Keep their day jobs? Really? Stay with me a little while as I explain the rationale behind this piece of advice. Most people imagine great entrepreneurs as fearless risk-takers willing to put almost anything on the line to make their ideas succeed, regardless of how many people don’t see the promise their business idea holds. But taking an honest look at several great entrepreneurs proves this to be false. Bill Gates, Microsoft founder spent a year at Harvard AFTER selling his first program, Steve Wozniak, after inventing the Apple computer remained at Hewlett-Packard for a year. Even the founders of Google waited two years after making the search engine to leave Stanford and launch. This pattern among great inventors should give us pause and make us reevaluate the way we look at entrepreneurship. Does this mean young entrepreneurs are not the daredevils we formerly thought them to be? Are successful entrepreneurs human, after all? Do they sometimes play it safe like the rest of us?
The truth is, before starting a venture, regardless of how much you believe in it and how much faith you have that it will be insanely popular among your target demographic, a startup – especially in the beginning phases – is still very unstable and will need resources from your day job.
Here are 5 reasons why young entrepreneurs should keep their day jobs – at least in the beginning phases of their startups.

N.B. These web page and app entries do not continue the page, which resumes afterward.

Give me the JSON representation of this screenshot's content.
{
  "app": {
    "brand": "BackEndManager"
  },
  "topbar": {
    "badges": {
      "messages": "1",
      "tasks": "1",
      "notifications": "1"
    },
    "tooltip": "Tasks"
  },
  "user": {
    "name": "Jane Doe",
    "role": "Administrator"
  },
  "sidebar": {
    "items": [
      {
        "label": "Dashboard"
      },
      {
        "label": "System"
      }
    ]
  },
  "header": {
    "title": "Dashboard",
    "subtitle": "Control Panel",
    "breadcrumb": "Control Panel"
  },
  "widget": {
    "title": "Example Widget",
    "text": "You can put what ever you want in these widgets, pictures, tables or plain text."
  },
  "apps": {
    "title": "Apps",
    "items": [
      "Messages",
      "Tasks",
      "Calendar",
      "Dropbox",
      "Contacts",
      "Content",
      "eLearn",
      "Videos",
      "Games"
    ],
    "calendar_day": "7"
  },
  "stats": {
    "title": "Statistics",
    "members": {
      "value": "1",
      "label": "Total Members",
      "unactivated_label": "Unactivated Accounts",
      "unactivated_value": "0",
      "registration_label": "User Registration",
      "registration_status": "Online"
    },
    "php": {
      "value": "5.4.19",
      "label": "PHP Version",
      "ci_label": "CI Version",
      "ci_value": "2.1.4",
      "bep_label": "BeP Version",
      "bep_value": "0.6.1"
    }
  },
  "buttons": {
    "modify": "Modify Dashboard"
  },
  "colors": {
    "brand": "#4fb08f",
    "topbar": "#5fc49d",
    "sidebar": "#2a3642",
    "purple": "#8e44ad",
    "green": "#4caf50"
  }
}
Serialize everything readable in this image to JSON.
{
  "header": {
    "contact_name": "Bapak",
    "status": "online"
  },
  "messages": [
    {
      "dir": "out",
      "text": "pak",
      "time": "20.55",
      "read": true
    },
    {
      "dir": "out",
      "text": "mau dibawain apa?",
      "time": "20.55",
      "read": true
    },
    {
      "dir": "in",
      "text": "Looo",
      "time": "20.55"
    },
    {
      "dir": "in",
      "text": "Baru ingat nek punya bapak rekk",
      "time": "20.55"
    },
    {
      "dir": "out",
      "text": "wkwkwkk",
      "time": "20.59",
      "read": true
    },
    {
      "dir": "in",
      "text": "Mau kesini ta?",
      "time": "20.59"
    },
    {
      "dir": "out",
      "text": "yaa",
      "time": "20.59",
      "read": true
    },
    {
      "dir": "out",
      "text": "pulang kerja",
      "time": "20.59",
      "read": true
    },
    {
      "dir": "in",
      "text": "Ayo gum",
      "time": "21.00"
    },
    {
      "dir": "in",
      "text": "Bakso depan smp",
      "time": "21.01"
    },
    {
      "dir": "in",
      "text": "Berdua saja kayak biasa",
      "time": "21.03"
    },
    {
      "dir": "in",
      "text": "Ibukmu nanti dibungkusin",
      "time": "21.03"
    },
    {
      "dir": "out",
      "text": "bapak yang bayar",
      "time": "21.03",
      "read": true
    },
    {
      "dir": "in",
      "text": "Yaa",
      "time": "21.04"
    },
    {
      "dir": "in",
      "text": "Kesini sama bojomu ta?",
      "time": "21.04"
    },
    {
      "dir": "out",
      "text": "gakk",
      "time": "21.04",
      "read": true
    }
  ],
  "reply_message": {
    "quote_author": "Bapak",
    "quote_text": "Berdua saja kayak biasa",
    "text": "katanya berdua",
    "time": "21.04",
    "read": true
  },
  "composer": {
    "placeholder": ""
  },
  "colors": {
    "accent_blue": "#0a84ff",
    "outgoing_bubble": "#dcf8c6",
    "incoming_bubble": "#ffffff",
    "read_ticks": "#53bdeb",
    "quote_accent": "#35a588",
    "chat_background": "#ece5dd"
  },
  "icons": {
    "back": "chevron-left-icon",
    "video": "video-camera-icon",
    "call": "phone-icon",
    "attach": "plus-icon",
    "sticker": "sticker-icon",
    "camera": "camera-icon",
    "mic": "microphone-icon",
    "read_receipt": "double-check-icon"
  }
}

- Finish your business plan: A shocking number of young entrepreneurs drop everything and dive headfirst into their startup while it’s still half-baked, just because they’re excited by their idea and the promise they imagine it holds. While you still have a day job, draft a comprehensive business plan, map out marketing and strategic plans, test and re-test until you’re sure your business is the best it could possibly be. This process just might show you that your business idea is not viable at all. This is okay, better to discover this now and begin work on the next idea than quit your job and discover some months and your entire savings later that the business would never work.
- Test your product or service: Your projections could be astronomical: you could predict that revenue from your startup would hit the roof in the first week alone! Well and good. Now test your theory. On evenings and weekends, market your product and see what the actual returns are. As a young entrepreneur, don’t quit your job until you can make a fairly reliable estimate – based on some test – of the amount of sales you will be making and the profit you would generate.
- Get everything you can from your day job: Expanding your network and getting invaluable skills are just some of the things you can get from your day job that will make your startup run all that smoother. Experience is key in business and so is having a wide network in different fields which you can tap to the benefit of your startup. Aim for roles in the workplace that require you to handle more responsibility – it’s training for your entrepreneurial journey.
- Make important decisions without pressure: After losing their main source of income and primary means of survival, young entrepreneurs will make decisions out of desperation, rather than based on what is best for the business. This is not a good place to be in business because while you may still keep your head above water, you’re living on the money meant to be put back into the venture. This has the effect of slowing down the growth of the business, while starving it of the resources it needs.
- Quit your day job when it becomes too expensive: Only quit your day job when your startup has actually started making profit. Not just profit, but such profit that neglecting it for your day job is actually costing you money. When you see that your startup is able to generate more income than your day job with you present, then it could just be time to quit your job. As a young entrepreneur, your startup needs your financial stability more than your time or presence. Being financially stable allows you to do all the above and still have the support of your family and every other person who is financially reliant on you. Don’t quit your job just because you feel it’s time to do so. Quit your job when the alternative is better, ready and waiting.
Someone said quitting your day job to found a startup is like proposing marriage on the first date! 90% of startups fail, and the 10% that survive are started by young entrepreneurs that planned carefully and took the leap when they and the business were ready.